One of the often overlooked pros of The Hacienda's forward-thinking approach to gig promotion was that, despite many of the gigs they promoted being notoriously under-subscribed, the venue had been expensively kitted out with state of the art video equipment &, at the end of the night, every band that played there was presented with a recording of that evening's show, for better or worse. Several of these tapes would be licensed for release the Factory Records-funded Ikon VHS label - notably Joy Division's inadvertently iconic Here Are The Young Men, & The Birthday Party's brutal Pleasureheads Must Burn! - though many of them were only ever produced in minuscule quantities (VCRs cost a bomb back then, after all, & a 30 minute pre-recorded cassette retailed for the equivalent of £100 nowadays).

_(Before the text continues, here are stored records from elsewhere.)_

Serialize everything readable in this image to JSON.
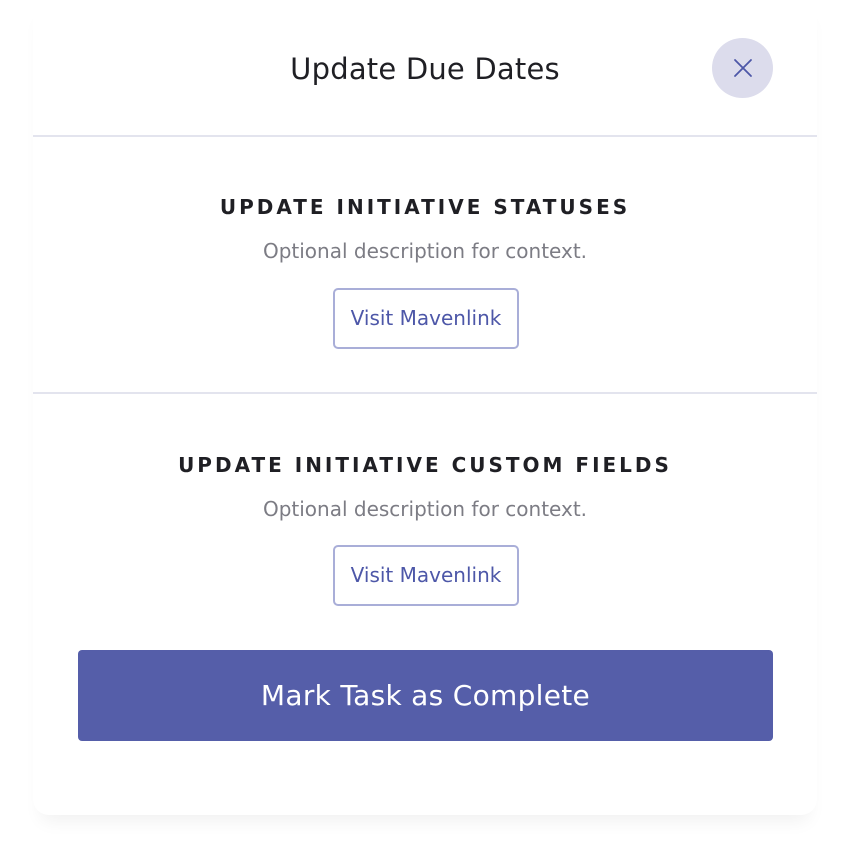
{
  "modal": {
    "title": "Update Due Dates",
    "close_icon": "close-icon"
  },
  "sections": [
    {
      "heading": "UPDATE INITIATIVE STATUSES",
      "description": "Optional description for context.",
      "button_label": "Visit Mavenlink"
    },
    {
      "heading": "UPDATE INITIATIVE CUSTOM FIELDS",
      "description": "Optional description for context.",
      "button_label": "Visit Mavenlink"
    }
  ],
  "footer": {
    "complete_label": "Mark Task as Complete"
  },
  "colors": {
    "accent": "#555ea9",
    "link": "#4d57a8",
    "button_border": "#a9aed8",
    "close_bg": "#dcdcec",
    "divider": "#e3e4ee"
  }
}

One of my favourite bands of the 1981-82 era, Germany's E/B/M-innovators Liaisons Dangereuses, only released one Conny Plank-helmed L.P. during their brief lifetime though, fortunately, it's a bloody good one (never bettered, in fact). Following a single whirlwind tour of Europe, & hyped by the British music press as "the next big thing", they unceremoniously parted company - though nobody seems quite sure why. Fortunately, the Manchester date of said sojourn was taped for posterity, & was briefly issued by Ikon, quickly becoming a veritable Holy Grail for anybody with a serious interest in pioneering post-punk electronic sound, or in techno's murky genesis. Recorded on 7th July 1982, their Hacienda gig was (legendarily) so sparsely attended that, frequently, the only figure on the dancefloor was a flustered Stephen Morris, desperately rushing hither & thither in an attempt to discover where the anticipated crowd had melted away to. Incidentally, there's a copy of the original VHS for sale on Discogs at the moment, a steal at £160+.

Though a handful of extracts from Liaisons Dangereuses' Manchester performance have been viewable c/o Youtube for several years now, this is the first time that their Ikon tape has been uploaded anywhere in it's entirety. Three decades on, it remains a breath-taking, trailblazing performance that, tantalisingly, showcases many otherwise unavailable songs, suggesting that a second album may already have been gestating, thereby posing the inevitable query: do demos thereof exist?

1 comment: